[] Slice – Gives the character from the given index a[1] will give e
[ : ] Range Slice – Gives the characters from the given range a[1:4] will give ell
in Membership – Returns true if a character exists in the given string H in a will give 1
not in Membership – Returns true if a character does not exist in the given string M not in a will give 1
r/R Raw String – Suppresses actual meaning of Escape characters. The syntax for raw strings is exactly the same as for normal strings with the exception of the raw string operator, the letter “r,” which precedes the quotation marks. The “r” can be lowercase (r) or uppercase (R) and must be placed immediately preceding the first quote mark. print r’\n’ prints \n and print R’\n’prints \n
% Format – Performs String formatting See at next section

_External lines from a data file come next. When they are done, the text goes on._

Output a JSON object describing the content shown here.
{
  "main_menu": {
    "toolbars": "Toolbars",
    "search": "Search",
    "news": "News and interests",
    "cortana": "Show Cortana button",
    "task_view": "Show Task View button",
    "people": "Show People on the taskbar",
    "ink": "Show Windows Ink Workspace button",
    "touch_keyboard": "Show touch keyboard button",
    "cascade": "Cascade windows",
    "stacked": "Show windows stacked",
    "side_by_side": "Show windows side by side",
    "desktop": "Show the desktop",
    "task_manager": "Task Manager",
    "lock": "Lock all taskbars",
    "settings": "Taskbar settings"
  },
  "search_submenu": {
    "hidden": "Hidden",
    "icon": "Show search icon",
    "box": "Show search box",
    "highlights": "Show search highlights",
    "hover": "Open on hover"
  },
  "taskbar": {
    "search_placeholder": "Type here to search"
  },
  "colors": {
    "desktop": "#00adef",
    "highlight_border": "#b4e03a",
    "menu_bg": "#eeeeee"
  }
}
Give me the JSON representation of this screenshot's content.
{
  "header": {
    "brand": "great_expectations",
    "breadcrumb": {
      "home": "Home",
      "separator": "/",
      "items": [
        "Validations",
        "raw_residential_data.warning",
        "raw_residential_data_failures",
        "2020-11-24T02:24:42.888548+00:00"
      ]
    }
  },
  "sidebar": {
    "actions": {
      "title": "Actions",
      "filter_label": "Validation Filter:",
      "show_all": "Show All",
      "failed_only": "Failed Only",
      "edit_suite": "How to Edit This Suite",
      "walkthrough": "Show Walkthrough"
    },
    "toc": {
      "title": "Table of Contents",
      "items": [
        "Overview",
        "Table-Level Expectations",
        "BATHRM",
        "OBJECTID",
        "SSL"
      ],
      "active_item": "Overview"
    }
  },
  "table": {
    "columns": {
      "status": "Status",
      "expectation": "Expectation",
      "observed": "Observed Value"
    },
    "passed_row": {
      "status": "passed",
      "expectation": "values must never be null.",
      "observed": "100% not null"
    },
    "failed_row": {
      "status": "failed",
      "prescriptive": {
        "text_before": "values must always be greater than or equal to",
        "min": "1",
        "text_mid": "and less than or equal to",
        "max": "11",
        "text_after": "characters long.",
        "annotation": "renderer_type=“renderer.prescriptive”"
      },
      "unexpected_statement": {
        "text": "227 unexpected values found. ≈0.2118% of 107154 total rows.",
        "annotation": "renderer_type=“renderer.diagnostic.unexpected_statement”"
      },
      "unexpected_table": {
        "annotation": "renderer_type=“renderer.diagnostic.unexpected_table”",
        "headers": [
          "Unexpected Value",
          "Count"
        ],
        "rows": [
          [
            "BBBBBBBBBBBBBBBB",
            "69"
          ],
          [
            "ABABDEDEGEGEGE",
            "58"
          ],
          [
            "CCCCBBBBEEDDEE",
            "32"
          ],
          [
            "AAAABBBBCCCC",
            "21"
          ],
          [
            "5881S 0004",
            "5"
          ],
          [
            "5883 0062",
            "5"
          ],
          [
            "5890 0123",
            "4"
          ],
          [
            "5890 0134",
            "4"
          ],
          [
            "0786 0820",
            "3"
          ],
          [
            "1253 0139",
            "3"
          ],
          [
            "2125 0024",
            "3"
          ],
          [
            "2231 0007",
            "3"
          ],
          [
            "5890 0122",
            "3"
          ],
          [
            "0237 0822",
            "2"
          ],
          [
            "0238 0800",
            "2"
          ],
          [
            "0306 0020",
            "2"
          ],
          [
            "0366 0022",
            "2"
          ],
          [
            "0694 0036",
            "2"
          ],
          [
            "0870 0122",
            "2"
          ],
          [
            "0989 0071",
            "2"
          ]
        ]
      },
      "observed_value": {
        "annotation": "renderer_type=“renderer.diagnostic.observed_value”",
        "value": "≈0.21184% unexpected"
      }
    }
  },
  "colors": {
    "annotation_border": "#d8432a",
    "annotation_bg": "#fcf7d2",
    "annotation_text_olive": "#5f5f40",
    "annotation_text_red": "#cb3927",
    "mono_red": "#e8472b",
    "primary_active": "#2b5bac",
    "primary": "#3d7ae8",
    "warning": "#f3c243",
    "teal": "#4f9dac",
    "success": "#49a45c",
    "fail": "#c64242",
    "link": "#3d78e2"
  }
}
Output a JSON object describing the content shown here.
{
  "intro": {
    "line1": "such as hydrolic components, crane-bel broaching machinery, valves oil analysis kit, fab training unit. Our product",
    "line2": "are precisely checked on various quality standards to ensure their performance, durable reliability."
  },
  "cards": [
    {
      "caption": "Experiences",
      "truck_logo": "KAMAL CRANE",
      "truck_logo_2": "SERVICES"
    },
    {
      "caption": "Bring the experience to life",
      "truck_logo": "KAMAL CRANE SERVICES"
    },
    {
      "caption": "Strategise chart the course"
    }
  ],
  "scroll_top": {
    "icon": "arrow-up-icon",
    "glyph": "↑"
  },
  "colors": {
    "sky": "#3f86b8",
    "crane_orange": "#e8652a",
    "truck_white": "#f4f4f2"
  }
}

(table from tutorialspoint)

List essentials:

METHODS
list.append(obj)
Appends object obj to list
list.count(obj)
Returns count of how many times obj occurs in list
list.extend(seq)
Appends the contents of seq to list
list.index(obj)
Returns the lowest index in list that obj appears
list.insert(index, obj)
Inserts object obj into list at offset index
list.pop(obj=list[-1])
Removes and returns last object or obj from list
list.remove(obj)
Removes object obj from list
list.reverse()
Reverses objects of list in place
list.sort([func])
Sorts objects of list, use compare func if given

(table from tutorialspoint)

 

 Built In  Python  Functions!
abs() dict() help() min() setattr()
all() dir() hex() next() slice()
any() divmod() id() object() sorted()
ascii() enumerate() input() oct() staticmethod()
bin() eval() int() open() str()
bool() exec() isinstance() ord() sum()
bytearray() filter() issubclass() pow() super()
bytes() float() iter() print() tuple()
callable() format() len() property() type()
chr() frozenset() list() range() vars()
classmethod() getattr() locals() repr() zip()
compile() globals() map() reversed() __import__()
complex() hasattr() max() round()
delattr() hash() memoryview() set()